Expect ManBearPig and other excellent references to turn out to be more than just references, and for many a cameo and encounter as well. The game doesn’t wear out its welcome in both time to completion or in its humor, as it has a relatively short (by RPG standards only) run-time of fifteen hours, and always has new jokes hidden up the sleeve somewhere. The thematic situations, new areas, and entertaining vibes are never going to get old (at least anytime soon) for me, so I know the playtime won’t be stopping me from diving back in for more, or for another run through anyway. It’s definitely the first really enjoyable, replayable game for the series, which seems like a serious crime to me. However, if you do start to tire of particular elements, chances are they’ll shortly change things up on you anyway. Every time I got a little bored, the scenarios abruptly shifted and I was in the thick of it once more. So the pacing is pretty good, to say the least.
Honestly, there really aren’t too many issues to be found with this game, aside from maybe if you don’t enjoy the sense of humor it employs, or haven’t really paid too much attention to the show- which could mean you miss quite a few references. There are a few technical hiccups on consoles, but curiously many of them are absent on computers- so that would be the route I’d go, given the opportunity and for want of a better game experience. Skins may sometimes glitch out of existence, entire inventory objects may sometimes disappear, and entering areas could cause framerate drops- but never anything truly permanent came to pass. This was, note, all on the Xbox systems that I noticed issues, not the play Station ones or PC. All in all, the experience is grand, enjoyable, and the objectives are faithful and unique to say the least.
Concept: Make a good South Park game, and succeed, for the first time in nearly twenty years it seems. This is truly a milestone.
Graphics: Well, it really looks like a South Park episode, so that’s quite an accomplishment as well (as emulating style and design goes).
Sound: I’m glad they were able to get the voice work of series pros (Stone/Parker), as anything other that that would be noticeably fake I would think. As far as music itself goes, as with the show there isn’t much, but it does work well in the particular moments of drama and need.

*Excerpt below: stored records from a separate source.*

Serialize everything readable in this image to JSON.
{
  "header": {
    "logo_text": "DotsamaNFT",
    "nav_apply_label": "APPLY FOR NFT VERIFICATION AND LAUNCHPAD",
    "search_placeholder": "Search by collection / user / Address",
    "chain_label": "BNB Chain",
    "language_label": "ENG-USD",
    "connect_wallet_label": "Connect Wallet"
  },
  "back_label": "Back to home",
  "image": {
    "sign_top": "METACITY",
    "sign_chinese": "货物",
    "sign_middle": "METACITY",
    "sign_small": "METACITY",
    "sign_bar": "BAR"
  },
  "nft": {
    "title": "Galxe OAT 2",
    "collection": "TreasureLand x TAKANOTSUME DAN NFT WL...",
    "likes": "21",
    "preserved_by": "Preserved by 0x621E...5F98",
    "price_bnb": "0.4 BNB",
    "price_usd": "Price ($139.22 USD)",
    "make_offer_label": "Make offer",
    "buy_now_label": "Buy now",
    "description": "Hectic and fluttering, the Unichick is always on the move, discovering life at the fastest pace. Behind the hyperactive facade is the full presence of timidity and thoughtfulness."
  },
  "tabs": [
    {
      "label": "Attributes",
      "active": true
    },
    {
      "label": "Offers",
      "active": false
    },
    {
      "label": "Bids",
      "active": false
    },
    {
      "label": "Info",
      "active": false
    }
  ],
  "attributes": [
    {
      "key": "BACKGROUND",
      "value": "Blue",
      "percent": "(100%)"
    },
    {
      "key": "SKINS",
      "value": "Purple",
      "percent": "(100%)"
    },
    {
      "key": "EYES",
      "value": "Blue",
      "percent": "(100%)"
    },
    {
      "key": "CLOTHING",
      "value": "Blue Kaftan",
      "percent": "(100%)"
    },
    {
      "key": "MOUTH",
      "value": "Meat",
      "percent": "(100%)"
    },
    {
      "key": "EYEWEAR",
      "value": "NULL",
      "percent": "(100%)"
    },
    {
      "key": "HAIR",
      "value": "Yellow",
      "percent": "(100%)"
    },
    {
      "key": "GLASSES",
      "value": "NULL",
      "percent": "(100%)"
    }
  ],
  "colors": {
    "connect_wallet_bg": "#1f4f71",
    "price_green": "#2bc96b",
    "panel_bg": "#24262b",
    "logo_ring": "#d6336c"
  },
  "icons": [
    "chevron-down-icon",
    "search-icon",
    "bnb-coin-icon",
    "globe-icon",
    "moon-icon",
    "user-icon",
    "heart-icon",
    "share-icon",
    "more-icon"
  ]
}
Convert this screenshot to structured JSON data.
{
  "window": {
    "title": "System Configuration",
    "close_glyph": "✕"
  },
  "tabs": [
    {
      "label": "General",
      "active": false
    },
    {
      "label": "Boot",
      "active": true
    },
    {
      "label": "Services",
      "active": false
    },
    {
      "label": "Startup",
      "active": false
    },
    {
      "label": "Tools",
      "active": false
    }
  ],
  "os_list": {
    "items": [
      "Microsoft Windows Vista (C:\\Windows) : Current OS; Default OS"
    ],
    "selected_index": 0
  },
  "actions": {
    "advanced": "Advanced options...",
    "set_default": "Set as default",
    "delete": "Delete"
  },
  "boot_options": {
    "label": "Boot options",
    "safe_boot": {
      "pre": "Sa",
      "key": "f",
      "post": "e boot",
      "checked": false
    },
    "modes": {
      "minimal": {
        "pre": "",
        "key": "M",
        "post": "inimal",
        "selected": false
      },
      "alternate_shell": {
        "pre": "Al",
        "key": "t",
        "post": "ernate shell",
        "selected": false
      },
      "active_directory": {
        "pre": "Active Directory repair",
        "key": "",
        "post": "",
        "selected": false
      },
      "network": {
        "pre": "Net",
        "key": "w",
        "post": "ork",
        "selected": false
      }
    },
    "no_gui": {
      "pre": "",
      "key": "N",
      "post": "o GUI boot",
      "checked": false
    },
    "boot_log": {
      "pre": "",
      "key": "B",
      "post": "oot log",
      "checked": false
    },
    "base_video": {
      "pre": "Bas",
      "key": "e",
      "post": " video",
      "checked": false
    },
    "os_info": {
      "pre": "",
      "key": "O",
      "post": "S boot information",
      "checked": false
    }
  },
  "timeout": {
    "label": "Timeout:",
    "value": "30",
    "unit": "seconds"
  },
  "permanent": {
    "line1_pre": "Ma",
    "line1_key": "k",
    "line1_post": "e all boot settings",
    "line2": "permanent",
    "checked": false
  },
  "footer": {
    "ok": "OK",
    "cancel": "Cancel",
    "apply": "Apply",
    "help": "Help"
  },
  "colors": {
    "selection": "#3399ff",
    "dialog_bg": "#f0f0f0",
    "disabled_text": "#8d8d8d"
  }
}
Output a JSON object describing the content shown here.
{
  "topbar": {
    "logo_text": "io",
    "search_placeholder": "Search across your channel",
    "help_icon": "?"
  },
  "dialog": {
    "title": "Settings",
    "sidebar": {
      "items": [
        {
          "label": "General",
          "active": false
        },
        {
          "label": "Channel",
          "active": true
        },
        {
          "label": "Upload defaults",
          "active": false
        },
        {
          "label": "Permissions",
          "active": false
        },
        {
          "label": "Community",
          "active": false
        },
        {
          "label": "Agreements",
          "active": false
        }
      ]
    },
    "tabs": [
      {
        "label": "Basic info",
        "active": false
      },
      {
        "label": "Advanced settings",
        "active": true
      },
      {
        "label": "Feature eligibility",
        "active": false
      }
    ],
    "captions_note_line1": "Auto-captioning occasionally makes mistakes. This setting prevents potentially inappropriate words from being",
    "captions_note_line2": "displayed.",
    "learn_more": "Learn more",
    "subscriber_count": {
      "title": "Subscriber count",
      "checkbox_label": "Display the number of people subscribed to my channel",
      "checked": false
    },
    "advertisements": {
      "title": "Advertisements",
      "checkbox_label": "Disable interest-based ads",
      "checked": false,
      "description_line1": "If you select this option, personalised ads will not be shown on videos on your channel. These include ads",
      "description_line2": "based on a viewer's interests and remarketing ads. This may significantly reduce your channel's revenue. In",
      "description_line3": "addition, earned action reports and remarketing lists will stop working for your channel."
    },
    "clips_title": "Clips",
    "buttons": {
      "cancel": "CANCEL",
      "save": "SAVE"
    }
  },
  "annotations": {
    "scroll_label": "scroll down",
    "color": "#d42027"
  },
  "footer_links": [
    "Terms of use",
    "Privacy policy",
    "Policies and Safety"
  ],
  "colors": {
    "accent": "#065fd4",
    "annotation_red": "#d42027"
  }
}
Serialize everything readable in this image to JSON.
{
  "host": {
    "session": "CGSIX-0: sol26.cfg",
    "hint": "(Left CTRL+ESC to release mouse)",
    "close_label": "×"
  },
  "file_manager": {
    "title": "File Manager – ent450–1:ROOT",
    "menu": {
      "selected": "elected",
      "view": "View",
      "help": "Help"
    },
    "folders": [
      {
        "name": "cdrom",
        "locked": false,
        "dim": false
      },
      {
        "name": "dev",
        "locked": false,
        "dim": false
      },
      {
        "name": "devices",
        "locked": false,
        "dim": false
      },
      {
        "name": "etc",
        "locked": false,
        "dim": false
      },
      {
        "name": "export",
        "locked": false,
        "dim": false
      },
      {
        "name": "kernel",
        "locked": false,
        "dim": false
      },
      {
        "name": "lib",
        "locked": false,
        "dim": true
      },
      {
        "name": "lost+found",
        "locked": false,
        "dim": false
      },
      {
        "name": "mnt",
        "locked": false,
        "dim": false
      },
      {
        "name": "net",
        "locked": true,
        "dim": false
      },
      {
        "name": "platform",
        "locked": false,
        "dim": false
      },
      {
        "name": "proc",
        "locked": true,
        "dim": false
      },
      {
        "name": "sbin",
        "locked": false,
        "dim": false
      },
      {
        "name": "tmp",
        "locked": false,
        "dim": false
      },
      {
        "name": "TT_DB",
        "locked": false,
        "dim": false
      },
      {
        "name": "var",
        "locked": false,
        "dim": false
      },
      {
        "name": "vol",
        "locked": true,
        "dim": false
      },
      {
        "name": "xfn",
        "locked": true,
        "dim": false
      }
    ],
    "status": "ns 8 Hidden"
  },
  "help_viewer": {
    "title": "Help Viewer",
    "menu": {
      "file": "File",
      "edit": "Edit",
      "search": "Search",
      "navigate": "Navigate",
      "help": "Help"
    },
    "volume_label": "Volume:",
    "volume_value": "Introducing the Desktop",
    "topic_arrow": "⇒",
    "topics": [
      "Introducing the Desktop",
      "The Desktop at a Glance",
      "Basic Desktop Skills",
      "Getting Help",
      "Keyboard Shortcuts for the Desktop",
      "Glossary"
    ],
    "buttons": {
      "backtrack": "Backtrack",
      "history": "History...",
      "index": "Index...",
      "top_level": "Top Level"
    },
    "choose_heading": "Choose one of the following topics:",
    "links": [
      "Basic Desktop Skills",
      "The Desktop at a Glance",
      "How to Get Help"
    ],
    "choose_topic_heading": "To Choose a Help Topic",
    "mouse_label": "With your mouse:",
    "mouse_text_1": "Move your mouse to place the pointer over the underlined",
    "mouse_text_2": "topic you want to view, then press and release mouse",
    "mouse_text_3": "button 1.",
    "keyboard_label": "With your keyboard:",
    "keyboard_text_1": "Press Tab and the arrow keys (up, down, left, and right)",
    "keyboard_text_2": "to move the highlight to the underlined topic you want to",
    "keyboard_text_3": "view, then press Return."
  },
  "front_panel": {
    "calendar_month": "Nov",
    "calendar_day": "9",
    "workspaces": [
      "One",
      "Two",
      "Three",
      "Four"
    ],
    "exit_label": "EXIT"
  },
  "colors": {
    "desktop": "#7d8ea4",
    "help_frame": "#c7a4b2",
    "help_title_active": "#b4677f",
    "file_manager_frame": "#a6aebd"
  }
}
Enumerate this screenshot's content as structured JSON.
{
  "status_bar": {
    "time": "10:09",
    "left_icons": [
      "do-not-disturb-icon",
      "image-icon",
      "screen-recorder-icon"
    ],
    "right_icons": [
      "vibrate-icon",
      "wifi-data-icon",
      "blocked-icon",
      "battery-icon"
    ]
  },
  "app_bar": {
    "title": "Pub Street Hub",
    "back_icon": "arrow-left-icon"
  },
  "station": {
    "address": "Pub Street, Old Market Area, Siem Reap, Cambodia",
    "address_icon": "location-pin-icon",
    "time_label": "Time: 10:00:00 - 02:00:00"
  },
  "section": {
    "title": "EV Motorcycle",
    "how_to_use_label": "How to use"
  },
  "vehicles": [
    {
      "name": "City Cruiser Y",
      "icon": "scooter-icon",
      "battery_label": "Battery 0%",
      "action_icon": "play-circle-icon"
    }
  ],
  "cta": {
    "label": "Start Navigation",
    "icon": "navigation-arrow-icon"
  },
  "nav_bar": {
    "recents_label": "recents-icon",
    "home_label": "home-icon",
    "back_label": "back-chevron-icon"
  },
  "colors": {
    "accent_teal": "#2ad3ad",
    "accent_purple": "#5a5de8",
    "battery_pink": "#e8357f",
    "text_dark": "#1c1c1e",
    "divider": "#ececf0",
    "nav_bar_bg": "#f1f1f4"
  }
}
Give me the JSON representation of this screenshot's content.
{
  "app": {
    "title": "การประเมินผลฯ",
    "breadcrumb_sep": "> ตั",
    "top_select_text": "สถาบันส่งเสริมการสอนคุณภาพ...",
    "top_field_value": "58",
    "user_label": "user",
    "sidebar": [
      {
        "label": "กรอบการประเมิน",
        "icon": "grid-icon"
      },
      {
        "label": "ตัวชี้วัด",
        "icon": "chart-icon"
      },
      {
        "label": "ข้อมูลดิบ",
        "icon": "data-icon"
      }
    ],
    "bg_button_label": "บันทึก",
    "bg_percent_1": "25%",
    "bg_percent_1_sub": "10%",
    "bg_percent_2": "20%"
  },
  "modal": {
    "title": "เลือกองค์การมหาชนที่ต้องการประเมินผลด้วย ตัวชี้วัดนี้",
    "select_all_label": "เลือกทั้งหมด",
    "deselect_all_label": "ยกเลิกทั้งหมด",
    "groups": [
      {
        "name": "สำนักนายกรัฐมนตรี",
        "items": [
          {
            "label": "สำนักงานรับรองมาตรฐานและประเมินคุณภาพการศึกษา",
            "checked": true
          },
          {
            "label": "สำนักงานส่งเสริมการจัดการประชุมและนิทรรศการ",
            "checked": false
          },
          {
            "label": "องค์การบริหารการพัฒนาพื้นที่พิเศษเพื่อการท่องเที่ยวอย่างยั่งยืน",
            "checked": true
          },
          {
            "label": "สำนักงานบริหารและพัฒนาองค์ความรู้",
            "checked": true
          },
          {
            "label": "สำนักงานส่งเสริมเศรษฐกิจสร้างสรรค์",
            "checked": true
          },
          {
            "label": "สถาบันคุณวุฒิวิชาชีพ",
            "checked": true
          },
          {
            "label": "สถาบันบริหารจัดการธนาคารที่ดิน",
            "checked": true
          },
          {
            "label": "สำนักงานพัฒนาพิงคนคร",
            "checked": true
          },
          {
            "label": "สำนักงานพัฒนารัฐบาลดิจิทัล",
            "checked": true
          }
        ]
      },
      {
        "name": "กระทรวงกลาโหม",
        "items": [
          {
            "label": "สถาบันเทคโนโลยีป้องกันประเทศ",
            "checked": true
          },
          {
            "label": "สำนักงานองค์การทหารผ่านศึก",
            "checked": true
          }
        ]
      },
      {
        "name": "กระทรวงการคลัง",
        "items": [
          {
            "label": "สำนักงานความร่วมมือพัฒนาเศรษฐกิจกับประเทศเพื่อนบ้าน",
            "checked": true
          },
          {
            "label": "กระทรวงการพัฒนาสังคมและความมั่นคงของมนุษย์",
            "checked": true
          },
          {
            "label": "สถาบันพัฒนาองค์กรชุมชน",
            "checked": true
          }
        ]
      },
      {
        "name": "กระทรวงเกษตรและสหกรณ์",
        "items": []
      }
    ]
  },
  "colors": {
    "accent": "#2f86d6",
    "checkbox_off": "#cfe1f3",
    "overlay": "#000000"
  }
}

Playability: It’s a really unique and well pieced together game full of traditional and not so conventional RPG elements that mesh together pretty well for the most part. All in all, a fun adventure and entirely playable experience.
Entertainment: Very funny, and therefore very entertaining- from both a game and humor perspective.
Replay Value: Moderately High.
Overall Score: 9.0